REMNICK: Well, it was very interesting because, on the one hand, he's just about the most charming person you'd ever meet in your entire life. And on the other, he's very shrewd. You'd have to be to get where he got.
And just remember what the origins of Paul McCartney and John Lennon were. Paul McCartney is a working-class kid from Liverpool who banged away on a guitar and within a very few years was the most famous person on earth, arguably, along with -- I don't know, Muhammad Ali or some other -- a few other people and presidents and the like.
And the path of the Beatles was something very short -- relatively, in historical terms, very short. We didn't really know who they were until '63 or so. And then they were gone by 1969-1970. And yet, we're still talking about them and how they got along and who said what to whom.

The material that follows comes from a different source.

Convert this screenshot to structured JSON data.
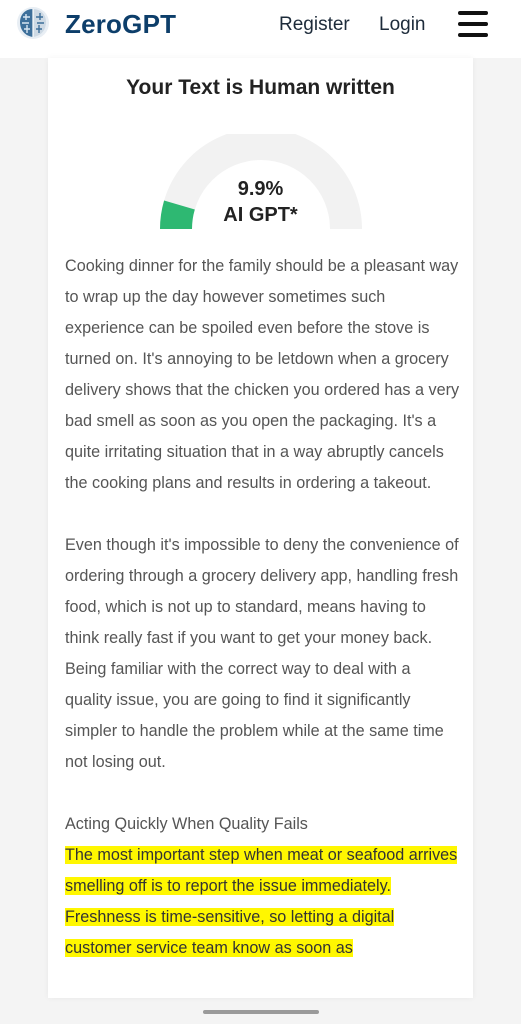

I found it very interesting that he is so deeply concerned with the details of this history. And at this point, you've got a historian named Mark Lewisohn who is putting the attention to the history of the Beatles which after all, lasted a very short time, with the same energies that Robert Caro is doing with LBJ. It's that level of research. It's -- the obsession never quite fades away.
BERMAN: And I want both of them to hurry -- Caro and Lewisohn. I need volumes two and three from Lewisohn.
David, I've got to let you go, but favorite song? Favorite Beatles' song?
REMNICK: Well, I guess Paul would like this. I think "A Day in the Life" is just an astonishing accomplishment, but there are so many. There are so many. BERMAN: He did the bridge for "A Day in the Life."
Mine's the medley on "Abbey Road."